Exercise goal –
Please find all lines containing "your" in the listing below and copy them.

◆ ◆ ◆ ◆ ◆ ◆ ◆

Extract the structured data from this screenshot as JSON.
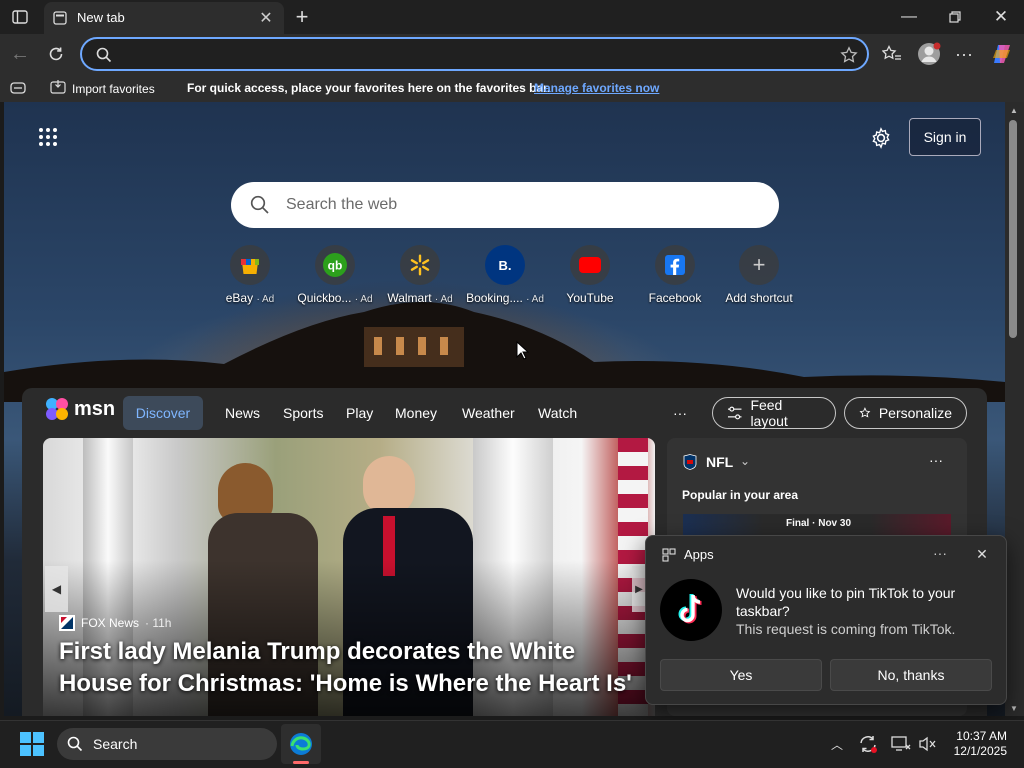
{
  "browser": {
    "tab_title": "New tab",
    "address_value": ""
  },
  "favorites_bar": {
    "import_label": "Import favorites",
    "message": "For quick access, place your favorites here on the favorites bar.",
    "manage_link": "Manage favorites now"
  },
  "newtab": {
    "signin_label": "Sign in",
    "search_placeholder": "Search the web",
    "tiles": [
      {
        "label": "eBay",
        "ad": "· Ad"
      },
      {
        "label": "Quickbo...",
        "ad": "· Ad"
      },
      {
        "label": "Walmart",
        "ad": "· Ad"
      },
      {
        "label": "Booking....",
        "ad": "· Ad"
      },
      {
        "label": "YouTube",
        "ad": ""
      },
      {
        "label": "Facebook",
        "ad": ""
      },
      {
        "label": "Add shortcut",
        "ad": ""
      }
    ],
    "booking_glyph": "B."
  },
  "feed": {
    "logo_text": "msn",
    "nav": [
      "Discover",
      "News",
      "Sports",
      "Play",
      "Money",
      "Weather",
      "Watch"
    ],
    "more": "···",
    "feed_layout_label": "Feed layout",
    "personalize_label": "Personalize",
    "hero": {
      "source": "FOX News",
      "age": "· 11h",
      "headline": "First lady Melania Trump decorates the White House for Christmas: 'Home is Where the Heart Is'"
    },
    "side_card": {
      "league": "NFL",
      "subtitle": "Popular in your area",
      "game_status": "Final · Nov 30"
    }
  },
  "notification": {
    "app_label": "Apps",
    "message": "Would you like to pin TikTok to your taskbar?",
    "sub": "This request is coming from TikTok.",
    "yes_label": "Yes",
    "no_label": "No, thanks"
  },
  "taskbar": {
    "search_label": "Search",
    "time": "10:37 AM",
    "date": "12/1/2025"
  },
  "colors": {
    "accent_link": "#6ea8ff",
    "youtube_red": "#ff0000",
    "facebook_blue": "#1877f2",
    "quickbooks_green": "#2ca01c",
    "walmart_blue": "#0071ce",
    "booking_blue": "#003580"
  }
}
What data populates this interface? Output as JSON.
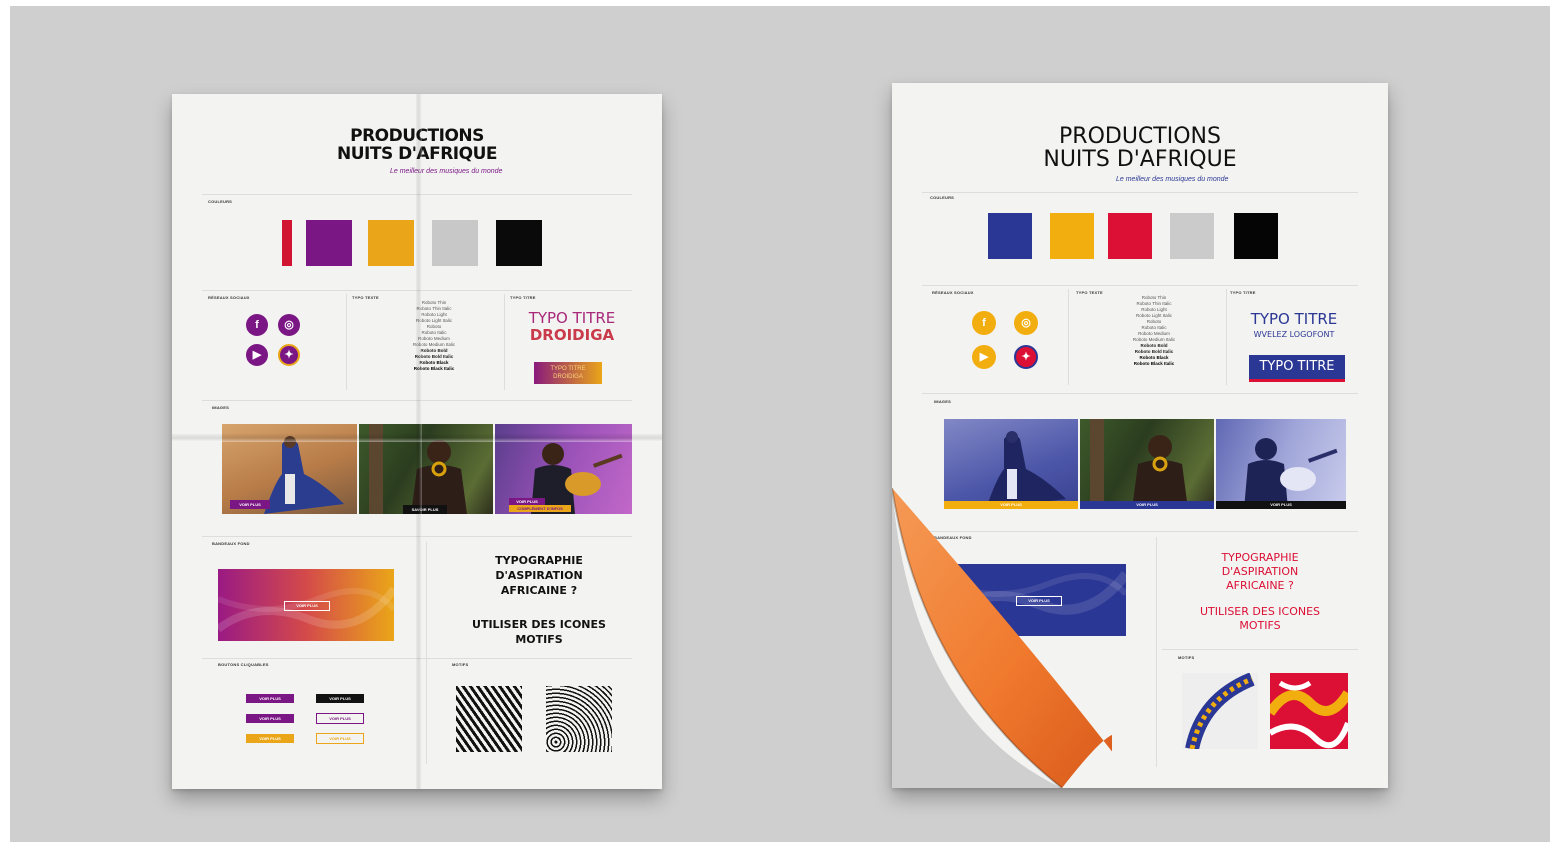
{
  "colors": {
    "left_swatches": [
      "#d21433",
      "#7b1785",
      "#eaa618",
      "#c8c8c8",
      "#0a0a0a"
    ],
    "right_swatches": [
      "#2b3795",
      "#f2ae0e",
      "#dc0f35",
      "#cbcbcb",
      "#050505"
    ],
    "purple": "#7b1785",
    "orange": "#eaa618",
    "blue": "#2b3795",
    "red": "#dc0f35",
    "curl": "#f07a2e"
  },
  "left_sheet": {
    "title_line1": "PRODUCTIONS",
    "title_line2": "NUITS D'AFRIQUE",
    "tagline": "Le meilleur des musiques du monde",
    "sec_colors": "COULEURS",
    "sec_social": "RÉSEAUX SOCIAUX",
    "sec_type_text": "TYPO TEXTE",
    "sec_type_title": "TYPO TITRE",
    "sec_images": "IMAGES",
    "sec_banner": "BANDEAUX FOND",
    "sec_buttons": "BOUTONS CLIQUABLES",
    "sec_motifs": "MOTIFS",
    "social_icons": [
      "facebook-icon",
      "instagram-icon",
      "youtube-icon",
      "twitter-icon"
    ],
    "font_weights": [
      "Roboto Thin",
      "Roboto Thin Italic",
      "Roboto Light",
      "Roboto Light Italic",
      "Roboto",
      "Roboto Italic",
      "Roboto Medium",
      "Roboto Medium Italic",
      "Roboto Bold",
      "Roboto Bold Italic",
      "Roboto Black",
      "Roboto Black Italic"
    ],
    "typo_line1": "TYPO TITRE",
    "typo_line2": "DROIDIGA",
    "typo_box_line1": "TYPO TITRE",
    "typo_box_line2": "DROIDIGA",
    "photo_labels": [
      "VOIR PLUS",
      "SAVOIR PLUS",
      "VOIR PLUS"
    ],
    "photo_label_extra": "COMPLÉMENT D'INFOS",
    "banner_button": "VOIR PLUS",
    "buttons": [
      "VOIR PLUS",
      "VOIR PLUS",
      "VOIR PLUS",
      "VOIR PLUS",
      "VOIR PLUS",
      "VOIR PLUS"
    ],
    "question1_line1": "TYPOGRAPHIE",
    "question1_line2": "D'ASPIRATION",
    "question1_line3": "AFRICAINE ?",
    "question2_line1": "UTILISER DES ICONES",
    "question2_line2": "MOTIFS"
  },
  "right_sheet": {
    "title_line1": "PRODUCTIONS",
    "title_line2": "NUITS D'AFRIQUE",
    "tagline": "Le meilleur des musiques du monde",
    "sec_colors": "COULEURS",
    "sec_social": "RÉSEAUX SOCIAUX",
    "sec_type_text": "TYPO TEXTE",
    "sec_type_title": "TYPO TITRE",
    "sec_images": "IMAGES",
    "sec_banner": "BANDEAUX FOND",
    "sec_motifs": "MOTIFS",
    "social_icons": [
      "facebook-icon",
      "instagram-icon",
      "youtube-icon",
      "twitter-icon"
    ],
    "font_weights": [
      "Roboto Thin",
      "Roboto Thin Italic",
      "Roboto Light",
      "Roboto Light Italic",
      "Roboto",
      "Roboto Italic",
      "Roboto Medium",
      "Roboto Medium Italic",
      "Roboto Bold",
      "Roboto Bold Italic",
      "Roboto Black",
      "Roboto Black Italic"
    ],
    "typo_line1": "TYPO TITRE",
    "typo_line2": "WVELEZ LOGOFONT",
    "typo_box": "TYPO TITRE",
    "photo_labels": [
      "VOIR PLUS",
      "VOIR PLUS",
      "VOIR PLUS"
    ],
    "banner_button": "VOIR PLUS",
    "question1_line1": "TYPOGRAPHIE",
    "question1_line2": "D'ASPIRATION",
    "question1_line3": "AFRICAINE ?",
    "question2_line1": "UTILISER DES ICONES",
    "question2_line2": "MOTIFS"
  }
}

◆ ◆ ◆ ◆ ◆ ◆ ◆

Finished exercise –
    "message": "For quick access, place your favorites here on the favorites bar.",
      "subtitle": "Popular in your area",
    "message": "Would you like to pin TikTok to your taskbar?",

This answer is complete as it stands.